Saved data entries →
****

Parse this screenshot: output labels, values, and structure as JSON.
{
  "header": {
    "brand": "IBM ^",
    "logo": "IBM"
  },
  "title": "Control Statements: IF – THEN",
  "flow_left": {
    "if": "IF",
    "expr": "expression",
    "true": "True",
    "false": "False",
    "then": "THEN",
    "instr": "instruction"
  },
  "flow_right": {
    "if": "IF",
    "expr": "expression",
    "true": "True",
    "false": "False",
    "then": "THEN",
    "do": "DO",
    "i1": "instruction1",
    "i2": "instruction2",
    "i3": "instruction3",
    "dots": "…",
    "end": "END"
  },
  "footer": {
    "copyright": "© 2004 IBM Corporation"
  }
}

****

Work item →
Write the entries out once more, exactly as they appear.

Answer space →
Parse this screenshot: output labels, values, and structure as JSON.
{
  "header": {
    "brand": "IBM ^",
    "logo": "IBM"
  },
  "title": "Control Statements: IF – THEN",
  "flow_left": {
    "if": "IF",
    "expr": "expression",
    "true": "True",
    "false": "False",
    "then": "THEN",
    "instr": "instruction"
  },
  "flow_right": {
    "if": "IF",
    "expr": "expression",
    "true": "True",
    "false": "False",
    "then": "THEN",
    "do": "DO",
    "i1": "instruction1",
    "i2": "instruction2",
    "i3": "instruction3",
    "dots": "…",
    "end": "END"
  },
  "footer": {
    "copyright": "© 2004 IBM Corporation"
  }
}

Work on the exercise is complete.